— PROBLEM TO WORK ON —
Return the records below in full. Keep every word exact and skip the images.

— MATERIAL PROVIDED —
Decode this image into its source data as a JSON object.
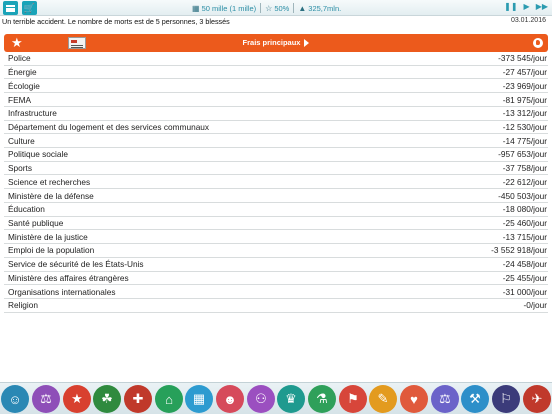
{
  "topbar": {
    "stats": [
      {
        "icon": "people-icon",
        "value": "50 mille (1 mille)"
      },
      {
        "icon": "rating-icon",
        "value": "50%"
      },
      {
        "icon": "budget-icon",
        "value": "325,7mln."
      }
    ]
  },
  "news": {
    "text": "Un terrible accident. Le nombre de morts est de 5 personnes, 3  blessés",
    "date": "03.01.2016"
  },
  "header": {
    "title": "Frais principaux"
  },
  "expenses": [
    {
      "name": "Police",
      "value": "-373 545/jour"
    },
    {
      "name": "Énergie",
      "value": "-27 457/jour"
    },
    {
      "name": "Écologie",
      "value": "-23 969/jour"
    },
    {
      "name": "FEMA",
      "value": "-81 975/jour"
    },
    {
      "name": "Infrastructure",
      "value": "-13 312/jour"
    },
    {
      "name": "Département du logement et des services communaux",
      "value": "-12 530/jour"
    },
    {
      "name": "Culture",
      "value": "-14 775/jour"
    },
    {
      "name": "Politique sociale",
      "value": "-957 653/jour"
    },
    {
      "name": "Sports",
      "value": "-37 758/jour"
    },
    {
      "name": "Science et recherches",
      "value": "-22 612/jour"
    },
    {
      "name": "Ministère de la défense",
      "value": "-450 503/jour"
    },
    {
      "name": "Éducation",
      "value": "-18 080/jour"
    },
    {
      "name": "Santé publique",
      "value": "-25 460/jour"
    },
    {
      "name": "Ministère de la justice",
      "value": "-13 715/jour"
    },
    {
      "name": "Emploi de la population",
      "value": "-3 552 918/jour"
    },
    {
      "name": "Service de sécurité de les États-Unis",
      "value": "-24 458/jour"
    },
    {
      "name": "Ministère des affaires étrangères",
      "value": "-25 455/jour"
    },
    {
      "name": "Organisations internationales",
      "value": "-31 000/jour"
    },
    {
      "name": "Religion",
      "value": "-0/jour"
    }
  ],
  "dock": [
    {
      "icon": "ministers-icon",
      "color": "#2a88b4"
    },
    {
      "icon": "finance-icon",
      "color": "#8e4fb8"
    },
    {
      "icon": "police-icon",
      "color": "#d8402f"
    },
    {
      "icon": "ecology-icon",
      "color": "#2f8a3e"
    },
    {
      "icon": "emergency-icon",
      "color": "#c0392b"
    },
    {
      "icon": "industry-icon",
      "color": "#27a05a"
    },
    {
      "icon": "housing-icon",
      "color": "#2d9bd0"
    },
    {
      "icon": "culture-icon",
      "color": "#d64a5b"
    },
    {
      "icon": "social-icon",
      "color": "#9b4fc0"
    },
    {
      "icon": "sports-icon",
      "color": "#1f9a8f"
    },
    {
      "icon": "science-icon",
      "color": "#2fa05a"
    },
    {
      "icon": "defense-icon",
      "color": "#d7463a"
    },
    {
      "icon": "education-icon",
      "color": "#e39b1f"
    },
    {
      "icon": "health-icon",
      "color": "#e05a3c"
    },
    {
      "icon": "justice-icon",
      "color": "#6b63c9"
    },
    {
      "icon": "employment-icon",
      "color": "#2d8fc9"
    },
    {
      "icon": "security-icon",
      "color": "#3b3b7a"
    },
    {
      "icon": "foreign-icon",
      "color": "#c0392b"
    }
  ]
}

— FINISHED EXERCISE —
Decode this image into its source data as a JSON object.
{
  "topbar": {
    "stats": [
      {
        "icon": "people-icon",
        "value": "50 mille (1 mille)"
      },
      {
        "icon": "rating-icon",
        "value": "50%"
      },
      {
        "icon": "budget-icon",
        "value": "325,7mln."
      }
    ]
  },
  "news": {
    "text": "Un terrible accident. Le nombre de morts est de 5 personnes, 3  blessés",
    "date": "03.01.2016"
  },
  "header": {
    "title": "Frais principaux"
  },
  "expenses": [
    {
      "name": "Police",
      "value": "-373 545/jour"
    },
    {
      "name": "Énergie",
      "value": "-27 457/jour"
    },
    {
      "name": "Écologie",
      "value": "-23 969/jour"
    },
    {
      "name": "FEMA",
      "value": "-81 975/jour"
    },
    {
      "name": "Infrastructure",
      "value": "-13 312/jour"
    },
    {
      "name": "Département du logement et des services communaux",
      "value": "-12 530/jour"
    },
    {
      "name": "Culture",
      "value": "-14 775/jour"
    },
    {
      "name": "Politique sociale",
      "value": "-957 653/jour"
    },
    {
      "name": "Sports",
      "value": "-37 758/jour"
    },
    {
      "name": "Science et recherches",
      "value": "-22 612/jour"
    },
    {
      "name": "Ministère de la défense",
      "value": "-450 503/jour"
    },
    {
      "name": "Éducation",
      "value": "-18 080/jour"
    },
    {
      "name": "Santé publique",
      "value": "-25 460/jour"
    },
    {
      "name": "Ministère de la justice",
      "value": "-13 715/jour"
    },
    {
      "name": "Emploi de la population",
      "value": "-3 552 918/jour"
    },
    {
      "name": "Service de sécurité de les États-Unis",
      "value": "-24 458/jour"
    },
    {
      "name": "Ministère des affaires étrangères",
      "value": "-25 455/jour"
    },
    {
      "name": "Organisations internationales",
      "value": "-31 000/jour"
    },
    {
      "name": "Religion",
      "value": "-0/jour"
    }
  ],
  "dock": [
    {
      "icon": "ministers-icon",
      "color": "#2a88b4"
    },
    {
      "icon": "finance-icon",
      "color": "#8e4fb8"
    },
    {
      "icon": "police-icon",
      "color": "#d8402f"
    },
    {
      "icon": "ecology-icon",
      "color": "#2f8a3e"
    },
    {
      "icon": "emergency-icon",
      "color": "#c0392b"
    },
    {
      "icon": "industry-icon",
      "color": "#27a05a"
    },
    {
      "icon": "housing-icon",
      "color": "#2d9bd0"
    },
    {
      "icon": "culture-icon",
      "color": "#d64a5b"
    },
    {
      "icon": "social-icon",
      "color": "#9b4fc0"
    },
    {
      "icon": "sports-icon",
      "color": "#1f9a8f"
    },
    {
      "icon": "science-icon",
      "color": "#2fa05a"
    },
    {
      "icon": "defense-icon",
      "color": "#d7463a"
    },
    {
      "icon": "education-icon",
      "color": "#e39b1f"
    },
    {
      "icon": "health-icon",
      "color": "#e05a3c"
    },
    {
      "icon": "justice-icon",
      "color": "#6b63c9"
    },
    {
      "icon": "employment-icon",
      "color": "#2d8fc9"
    },
    {
      "icon": "security-icon",
      "color": "#3b3b7a"
    },
    {
      "icon": "foreign-icon",
      "color": "#c0392b"
    }
  ]
}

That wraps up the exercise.